1. What essential nutrients does my child require in the morning? “All nutrients are an important part of a child’s diet, especially that they need them to support growth and development,” says Sicat. The best kind of breakfast food for a child, however, is one that is rich in fiber and protein, she adds. According to her, these keep a child feeling full and energized for longer.
She also says that a hearty and balanced breakfast that provides 20% of a child’s daily energy needs should be the goal.
2. What exactly is a balanced breakfast? To ensure a balanced meal, your breakfast plate should consist of these three food groups,” says Sicat. These are:
Go Foods, or energy-giving food, which include bread, rice, noodles and root crops (SP tip: Whole wheat bread and brown rice are rich in fiber!)
Grow Foods, or body-building food, which include: protein sources like meat, poultry, fish, beans and nuts
Glow Foods, or body-regulating food, which include: fruits and vegetables (These are rich in fiber too!)
Nutritious Beverages, such as water, milk, juices, malt drinks like Milo, etc.
3. What kinds of food are a no-no in the morning? “Having something for breakfast is better than none at all,” says Sicat, “but if given choices, best to choose nutrient-dense, meaning more nutrients and less calories, over calorie-dense food items.
Limit too much simple sugars in your breakfast,” she adds.

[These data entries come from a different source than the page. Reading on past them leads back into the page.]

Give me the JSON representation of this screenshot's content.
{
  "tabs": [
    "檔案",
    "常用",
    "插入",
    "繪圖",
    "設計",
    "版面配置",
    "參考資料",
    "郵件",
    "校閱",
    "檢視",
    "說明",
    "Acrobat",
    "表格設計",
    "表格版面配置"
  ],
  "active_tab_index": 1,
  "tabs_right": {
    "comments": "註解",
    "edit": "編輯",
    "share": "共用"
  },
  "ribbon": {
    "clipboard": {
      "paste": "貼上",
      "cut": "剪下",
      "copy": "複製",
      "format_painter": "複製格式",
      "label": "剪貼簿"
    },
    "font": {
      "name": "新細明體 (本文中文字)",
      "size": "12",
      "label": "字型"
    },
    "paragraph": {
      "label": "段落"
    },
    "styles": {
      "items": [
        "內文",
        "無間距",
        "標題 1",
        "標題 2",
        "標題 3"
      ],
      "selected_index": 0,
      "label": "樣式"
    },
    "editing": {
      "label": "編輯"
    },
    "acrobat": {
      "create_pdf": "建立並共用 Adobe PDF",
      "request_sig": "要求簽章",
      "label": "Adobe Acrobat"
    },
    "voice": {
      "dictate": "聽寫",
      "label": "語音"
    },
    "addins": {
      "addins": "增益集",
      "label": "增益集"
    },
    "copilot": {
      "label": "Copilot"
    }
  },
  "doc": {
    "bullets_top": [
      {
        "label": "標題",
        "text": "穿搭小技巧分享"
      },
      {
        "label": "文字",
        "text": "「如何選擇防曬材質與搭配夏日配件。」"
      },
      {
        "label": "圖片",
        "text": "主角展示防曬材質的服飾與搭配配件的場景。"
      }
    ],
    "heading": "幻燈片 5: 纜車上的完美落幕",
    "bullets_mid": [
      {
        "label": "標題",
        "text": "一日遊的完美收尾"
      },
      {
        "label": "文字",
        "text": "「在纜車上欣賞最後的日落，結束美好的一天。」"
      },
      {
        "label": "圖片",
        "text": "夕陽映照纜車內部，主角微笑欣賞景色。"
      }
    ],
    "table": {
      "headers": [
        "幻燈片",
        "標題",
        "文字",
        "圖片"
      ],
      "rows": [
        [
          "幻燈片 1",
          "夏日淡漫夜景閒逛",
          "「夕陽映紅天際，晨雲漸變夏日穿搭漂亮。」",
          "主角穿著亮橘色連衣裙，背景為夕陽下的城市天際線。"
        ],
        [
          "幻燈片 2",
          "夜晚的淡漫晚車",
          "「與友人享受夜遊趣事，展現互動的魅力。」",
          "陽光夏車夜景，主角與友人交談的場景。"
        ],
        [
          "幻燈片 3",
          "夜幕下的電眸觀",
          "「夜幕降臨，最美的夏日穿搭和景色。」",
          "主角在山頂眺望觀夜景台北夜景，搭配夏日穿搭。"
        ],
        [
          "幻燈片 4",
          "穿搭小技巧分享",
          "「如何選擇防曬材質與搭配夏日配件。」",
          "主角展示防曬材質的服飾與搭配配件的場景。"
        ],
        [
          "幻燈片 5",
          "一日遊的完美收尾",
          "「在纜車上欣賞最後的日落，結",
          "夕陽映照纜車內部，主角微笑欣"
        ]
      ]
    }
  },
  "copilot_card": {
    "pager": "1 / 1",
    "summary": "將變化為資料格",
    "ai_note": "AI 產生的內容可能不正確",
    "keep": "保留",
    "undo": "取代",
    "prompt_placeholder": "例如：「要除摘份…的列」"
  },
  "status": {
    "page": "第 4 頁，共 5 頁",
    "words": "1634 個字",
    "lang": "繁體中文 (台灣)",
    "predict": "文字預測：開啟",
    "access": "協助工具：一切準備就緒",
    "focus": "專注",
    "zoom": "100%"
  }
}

Simple sugars, or simple carbohydrates, are found in refined sugar, like table sugar. Sweet treats like cookies, candies and cakes are high in simple sugars. “In general, high sugars food items has low satiety effect meaning you feel hungry right away.”
4. Mornings can be such a rush. What's a good substitute for rice and ulam when on the go? Sicat suggests grains such as whole grain bread or breakfasts with whole grain. Fruit is also good. Pick those that are in season. A quick source of protein would be eggs and milk.
5. What happens when my child skips or doesn't get a proper breakfast? “Breakfast skipping has a negative impact on cognitive performance that increases in magnitude over the morning,” says Sicat. Your child’s memory skills, alertness level and concentration may take a back seat without the energy it gets from a proper breakfast, she expounds.
“Also, severall studies show that breakfast eaters were found to have better moods, fewer absences, and lower risks of becoming overweight and obese compared to children who skip breakfast.
In addition, children who miss breakfast may not be able to ‘catch-up’ on missed nutrients during the rest of the day,” says Sicat.
There you have it, parents; the importance of breakfast explained to you by a nutritionist. To keep your family in tip-top shape, try your best to never miss a breakfast. In case this has gotten you inspired to level up your family's start of the day meal, here are a couple of articles that might prove useful: